Agreed, Amaechi is the Chief security officer of the State but Rivers State does not own the Police, the Federal Government does. His role as Governor, in my view is to work with security agencies to put together a strategy and give them adequate logistics to do their work. The robbery incidences are very recent and cannot diminish the huge improvements that have been recorded by Amaechi's government. If Mr Izeze wants to be like a 'watchdog' journalist, he should direct the same questions on security vote to all the Governors of all the 36 states.
Furthermore, the fact that Amaechi has hosted several big events in Rivers State like the National Sports Festival, Rivers State Investment Summit etc without a single incident is indicative of the security progresses made already. Could anyone have dreamed of such feats before 2007? Mr. Izeze's timid reference to anarchy is therefore both laughable and unintelligent. Apart from his clear allusion to a possibility of sabotage, the 'consultant' completely forgot that Rivers State is surrounded by other states like Abia and Imo States. Without making definite assertions, there could be a possibility that these hoodlums might be coming from across the borders of Rivers States. Often, perpetrators of kidnapping in Rivers State have been traced to nearby states. Although this does not absolve Mr. Amaechi of blames completely but it leads a fair minded analyst to call for increased political will from neighbouring states in the fight against criminality in the old south east zone. On several occasions, suspicious individuals have been held at border check points but most importantly Mr. Izeze should have raised the matter of the state police which the Governors have been asking for. Lagos, Luanda and indeed other fast growing cities all over Africa face similar security challenges. Having said this, can I ask Mr Izeze to tell us how temporary and surmountable security challenges can reverse things like quantum infrastructural leap of the Amaechi administration? Will those roads, power plants, world class secondary schools and health centres built by Governor Amaechi disappear as a result of one robbery incident? Does Mr. Izeze not know that Rivers State is the only state that is currently self-sufficient in power generation in the country?
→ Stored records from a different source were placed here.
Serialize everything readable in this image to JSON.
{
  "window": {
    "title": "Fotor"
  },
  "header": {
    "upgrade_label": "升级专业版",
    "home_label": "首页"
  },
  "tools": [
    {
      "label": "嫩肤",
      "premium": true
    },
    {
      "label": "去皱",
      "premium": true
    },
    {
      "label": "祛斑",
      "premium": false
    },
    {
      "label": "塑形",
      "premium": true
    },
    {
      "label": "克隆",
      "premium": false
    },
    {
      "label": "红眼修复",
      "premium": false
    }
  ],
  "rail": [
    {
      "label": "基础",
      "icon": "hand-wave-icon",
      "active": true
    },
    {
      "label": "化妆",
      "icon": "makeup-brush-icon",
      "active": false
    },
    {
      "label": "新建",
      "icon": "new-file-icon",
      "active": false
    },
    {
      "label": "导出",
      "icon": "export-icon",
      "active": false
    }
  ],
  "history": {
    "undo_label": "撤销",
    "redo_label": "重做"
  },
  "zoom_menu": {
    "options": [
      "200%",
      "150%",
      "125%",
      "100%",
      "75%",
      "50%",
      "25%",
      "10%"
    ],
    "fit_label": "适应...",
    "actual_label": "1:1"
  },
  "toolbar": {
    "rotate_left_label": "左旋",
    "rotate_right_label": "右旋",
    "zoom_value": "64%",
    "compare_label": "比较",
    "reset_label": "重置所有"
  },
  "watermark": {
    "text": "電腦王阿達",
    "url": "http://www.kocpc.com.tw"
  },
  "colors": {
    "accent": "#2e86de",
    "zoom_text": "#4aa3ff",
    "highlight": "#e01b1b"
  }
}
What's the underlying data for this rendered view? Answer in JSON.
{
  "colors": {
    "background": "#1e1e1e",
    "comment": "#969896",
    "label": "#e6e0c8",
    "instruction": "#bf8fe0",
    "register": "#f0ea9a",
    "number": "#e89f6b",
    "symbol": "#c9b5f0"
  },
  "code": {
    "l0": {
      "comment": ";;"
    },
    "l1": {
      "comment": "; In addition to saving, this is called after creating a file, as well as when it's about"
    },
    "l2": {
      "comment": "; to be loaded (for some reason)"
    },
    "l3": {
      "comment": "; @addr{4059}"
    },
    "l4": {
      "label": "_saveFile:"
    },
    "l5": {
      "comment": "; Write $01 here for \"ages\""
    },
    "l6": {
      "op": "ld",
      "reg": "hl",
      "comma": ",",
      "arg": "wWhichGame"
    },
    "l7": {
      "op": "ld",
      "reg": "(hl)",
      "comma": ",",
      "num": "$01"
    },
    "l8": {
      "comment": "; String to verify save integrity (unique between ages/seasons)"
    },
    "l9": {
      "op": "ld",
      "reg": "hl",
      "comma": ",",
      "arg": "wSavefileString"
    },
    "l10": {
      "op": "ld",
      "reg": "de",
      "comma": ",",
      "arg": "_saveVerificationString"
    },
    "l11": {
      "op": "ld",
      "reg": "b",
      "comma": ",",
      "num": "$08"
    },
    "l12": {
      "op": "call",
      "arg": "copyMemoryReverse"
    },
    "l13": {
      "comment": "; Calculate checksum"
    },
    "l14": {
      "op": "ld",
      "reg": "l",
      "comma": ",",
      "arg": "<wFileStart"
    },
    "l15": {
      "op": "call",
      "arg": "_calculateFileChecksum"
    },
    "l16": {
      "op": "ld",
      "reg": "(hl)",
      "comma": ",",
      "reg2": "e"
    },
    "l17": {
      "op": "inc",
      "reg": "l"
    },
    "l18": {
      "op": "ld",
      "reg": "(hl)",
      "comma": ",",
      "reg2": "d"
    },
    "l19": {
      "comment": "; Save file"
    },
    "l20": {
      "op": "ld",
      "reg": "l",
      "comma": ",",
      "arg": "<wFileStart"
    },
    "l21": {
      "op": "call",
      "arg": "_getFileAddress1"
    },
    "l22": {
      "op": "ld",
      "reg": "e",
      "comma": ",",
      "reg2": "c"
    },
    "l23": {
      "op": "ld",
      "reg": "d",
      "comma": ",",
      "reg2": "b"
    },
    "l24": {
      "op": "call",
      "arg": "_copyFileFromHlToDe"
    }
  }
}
A few weeks ago, a British journalist visited Mr Amaechi and asked him for a drive around the town. What was supposed to be an interview session was almost turned to a carnival. Rivers people are happy with Amaechi and anyone who has lived in Port Harcourt in the last ten years will have the same confession. The results of the 2011 elections are there for everyone to see. No doubt the interventions are far from perfect, the projects are too many and need to be completed as soon as possible, but that is the philosophy behind a developmental state. That was exactly the path the Asian tigers took at the immediate aftermath of the World War II. I have visited Rivers State several times in the last two years and I cannot allow the falsehood contained in the article of Mr. Izeze to go unchallenged. The role of the media in the expansion of the Nigerian democratic space must be acknowledged. However, the media has also created rooms for rag tag opportunists like Ifeanyi Izeze who go around trying to hoodwink gullible politicians. He missed the point completely in his attempt to mislead the public through his article. The Rotimi Amaechi I know will not succumb to machinations and cheap black mail by a brief case media consultant. His verifiable achievements in Rivers State remain self-evident.
Uche Igwe lives in Washington DC. He can be reached on [email protected]